**Task brief**
Pull from the data below each line where the word "Protokola" occurs, and copy it.

(Interface dataset entries)
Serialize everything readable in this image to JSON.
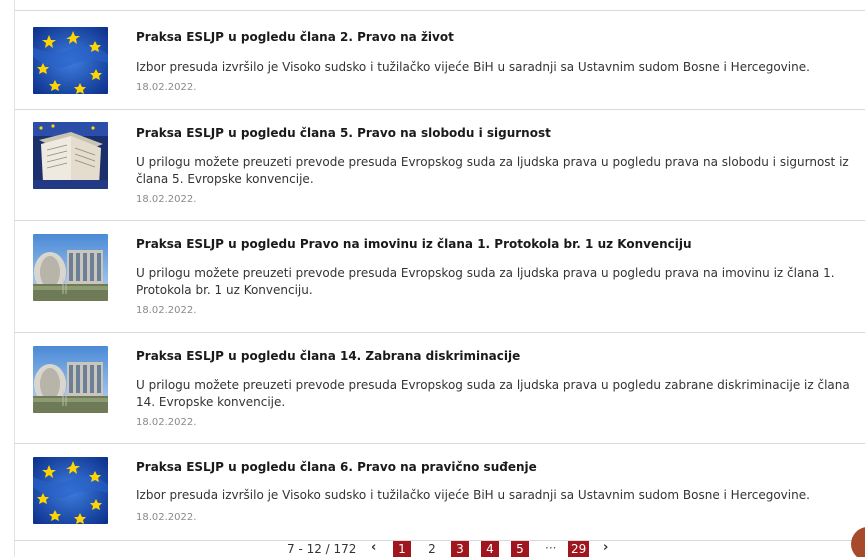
{
  "articles": [
    {
      "title": "Praksa ESLJP u pogledu člana 2. Pravo na život",
      "desc": "Izbor presuda izvršilo je Visoko sudsko i tužilačko vijeće BiH u saradnji sa Ustavnim sudom Bosne i Hercegovine.",
      "date": "18.02.2022.",
      "image": "eu-flag-image"
    },
    {
      "title": "Praksa ESLJP u pogledu člana 5. Pravo na slobodu i sigurnost",
      "desc": "U prilogu možete preuzeti prevode presuda Evropskog suda za ljudska prava u pogledu prava na slobodu i sigurnost iz člana 5. Evropske konvencije.",
      "date": "18.02.2022.",
      "image": "convention-book-image"
    },
    {
      "title": "Praksa ESLJP u pogledu Pravo na imovinu iz člana 1. Protokola br. 1 uz Konvenciju",
      "desc": "U prilogu možete preuzeti prevode presuda Evropskog suda za ljudska prava u pogledu prava na imovinu iz člana 1. Protokola br. 1 uz Konvenciju.",
      "date": "18.02.2022.",
      "image": "court-building-image"
    },
    {
      "title": "Praksa ESLJP u pogledu člana 14. Zabrana diskriminacije",
      "desc": "U prilogu možete preuzeti prevode presuda Evropskog suda za ljudska prava u pogledu zabrane diskriminacije iz člana 14. Evropske konvencije.",
      "date": "18.02.2022.",
      "image": "court-building-image"
    },
    {
      "title": "Praksa ESLJP u pogledu člana 6. Pravo na pravično suđenje",
      "desc": "Izbor presuda izvršilo je Visoko sudsko i tužilačko vijeće BiH u saradnji sa Ustavnim sudom Bosne i Hercegovine.",
      "date": "18.02.2022.",
      "image": "eu-flag-image"
    }
  ],
  "pagination": {
    "info": "7 - 12 / 172",
    "prev": "‹",
    "next": "›",
    "pages": [
      "1",
      "2",
      "3",
      "4",
      "5"
    ],
    "ellipsis": "···",
    "last": "29",
    "active_page": "2",
    "highlight_color": "#a0161e"
  }
}
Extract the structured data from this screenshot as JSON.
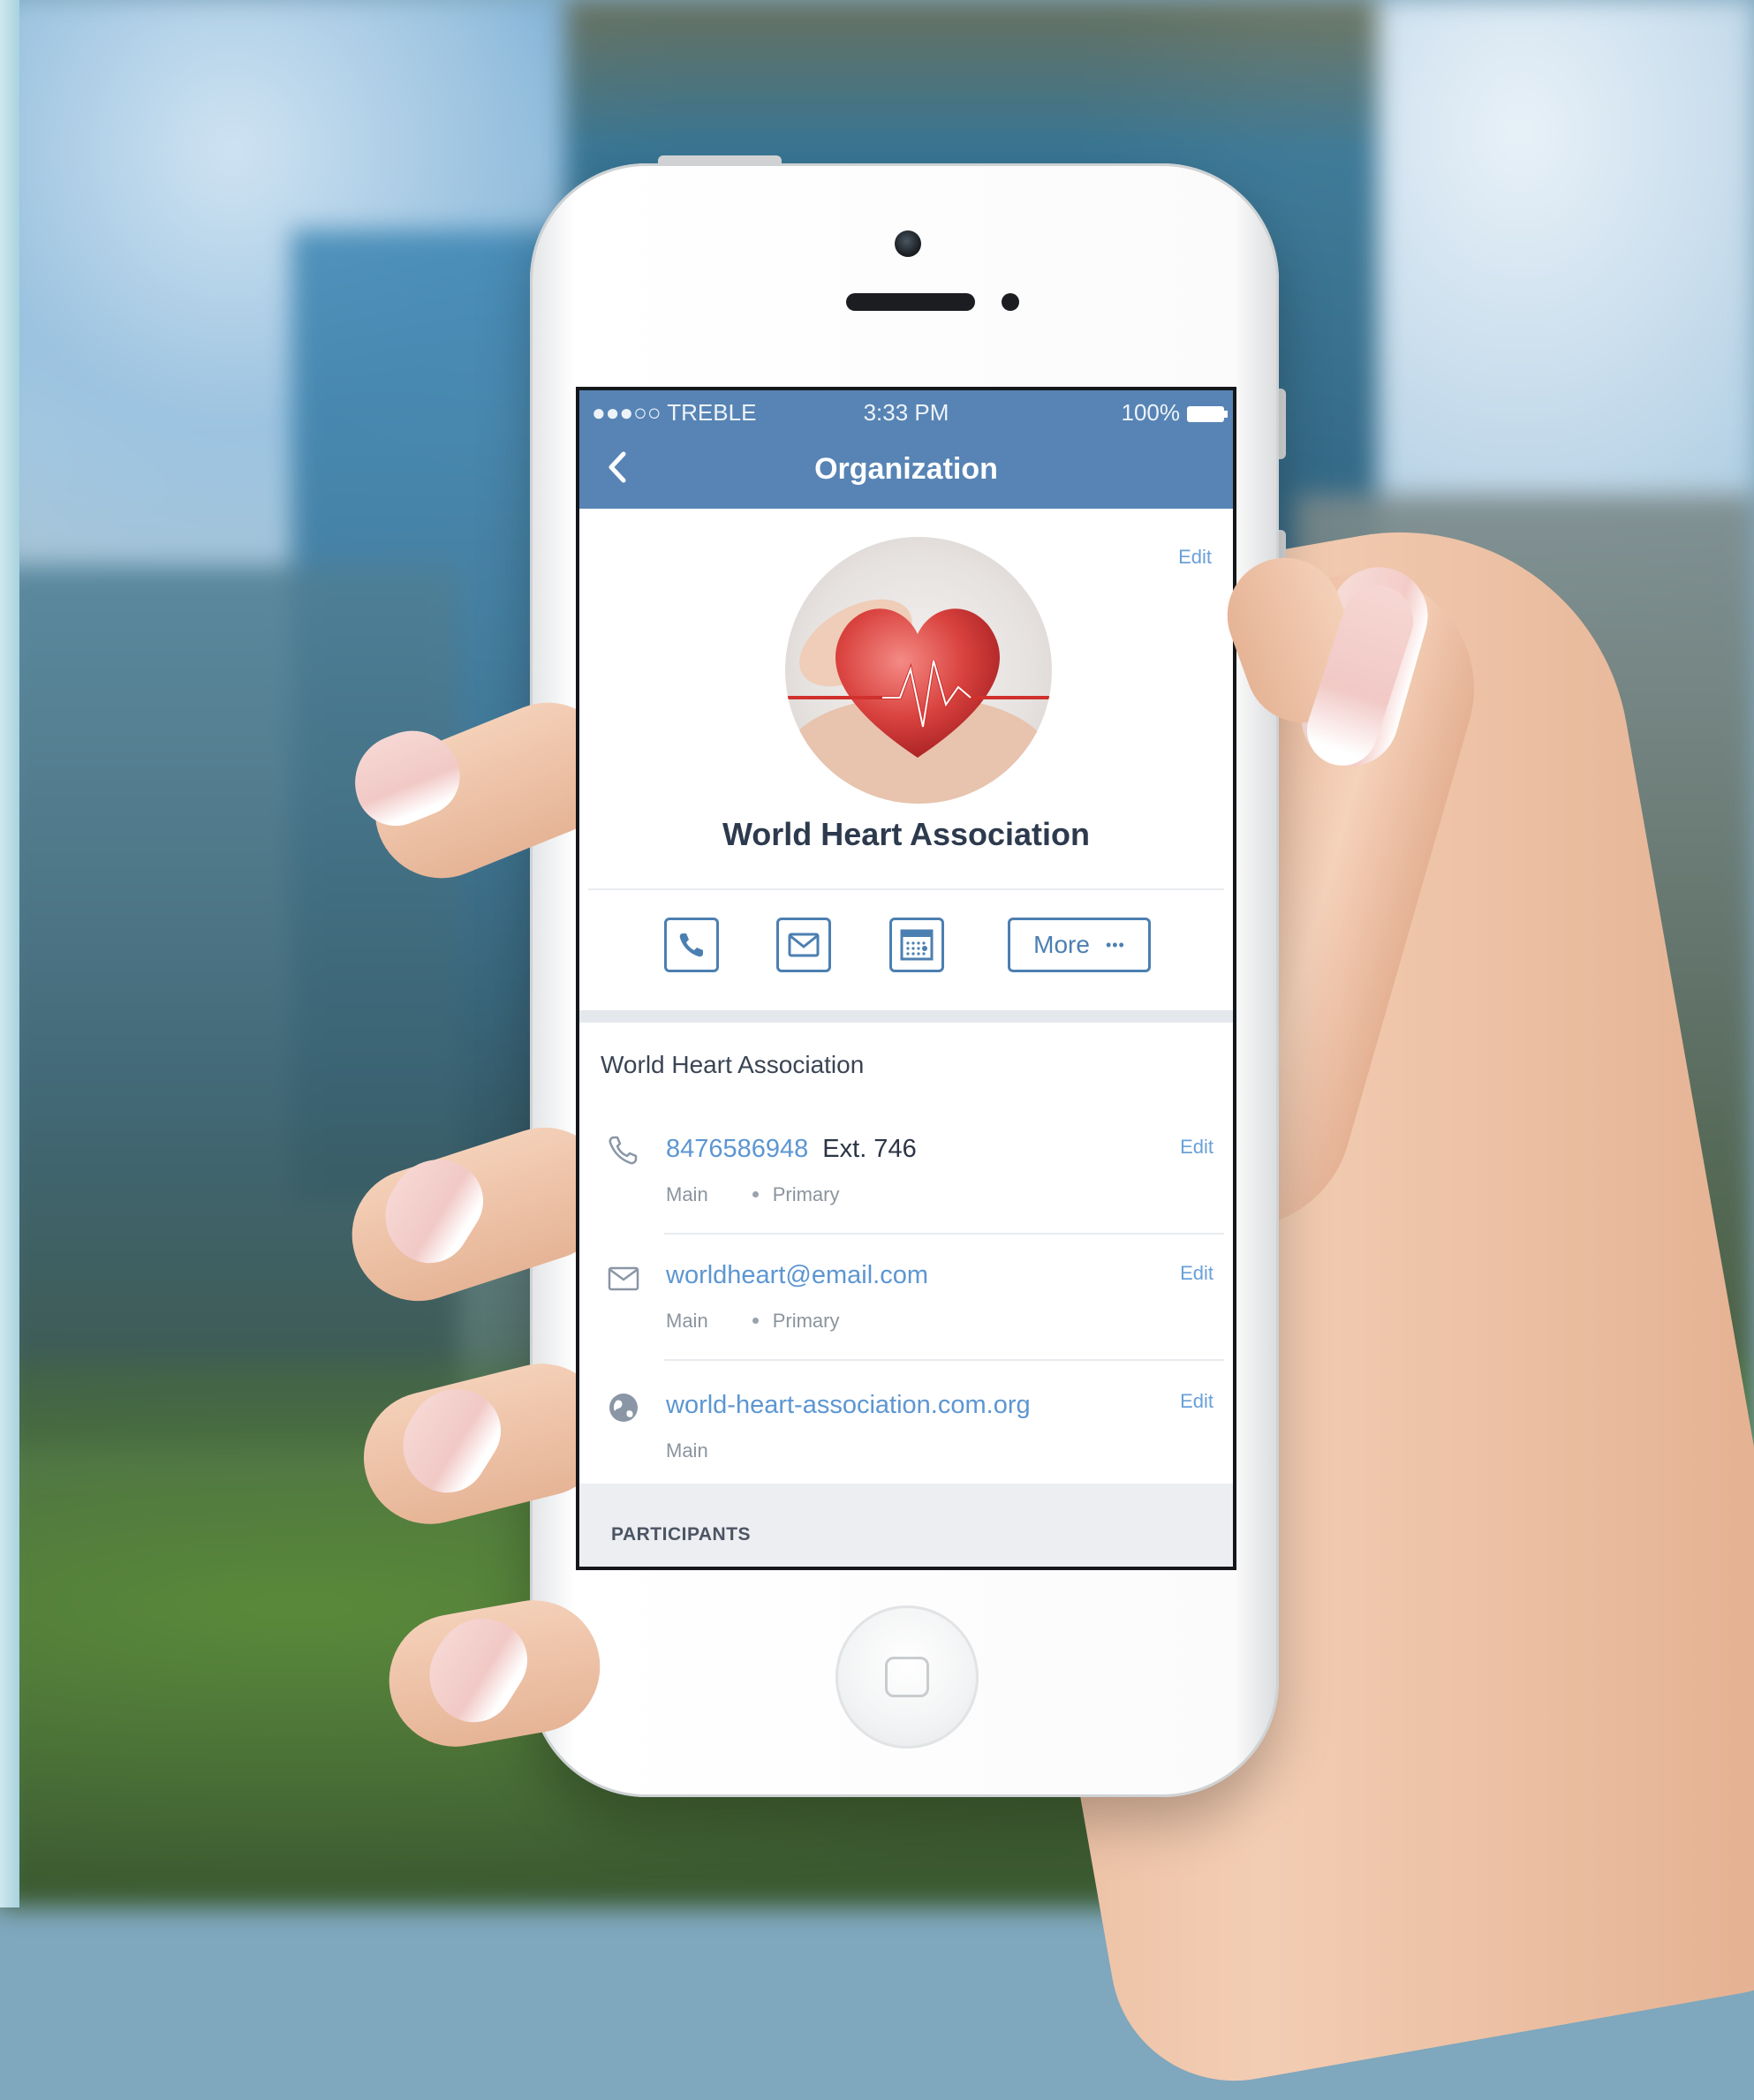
{
  "status_bar": {
    "carrier": "●●●○○ TREBLE",
    "time": "3:33 PM",
    "battery": "100%"
  },
  "nav": {
    "title": "Organization"
  },
  "header": {
    "edit_label": "Edit",
    "org_name": "World Heart Association"
  },
  "actions": {
    "more_label": "More",
    "more_dots": "•••"
  },
  "details": {
    "section_title": "World Heart Association",
    "phone": {
      "number": "8476586948",
      "ext": "Ext. 746",
      "type": "Main",
      "flag": "Primary",
      "edit": "Edit"
    },
    "email": {
      "address": "worldheart@email.com",
      "type": "Main",
      "flag": "Primary",
      "edit": "Edit"
    },
    "website": {
      "url": "world-heart-association.com.org",
      "type": "Main",
      "edit": "Edit"
    }
  },
  "participants": {
    "header": "PARTICIPANTS"
  },
  "colors": {
    "nav_bg": "#5784b5",
    "link": "#5d96d2",
    "accent": "#4c7fb1"
  },
  "icons": [
    "back-chevron-icon",
    "battery-icon",
    "heart-logo-icon",
    "phone-icon",
    "mail-icon",
    "calendar-icon",
    "more-dots-icon",
    "globe-icon"
  ]
}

**Task output**
      "title": "Praksa ESLJP u pogledu Pravo na imovinu iz člana 1. Protokola br. 1 uz Konvenciju",
      "desc": "U prilogu možete preuzeti prevode presuda Evropskog suda za ljudska prava u pogledu prava na imovinu iz člana 1. Protokola br. 1 uz Konvenciju.",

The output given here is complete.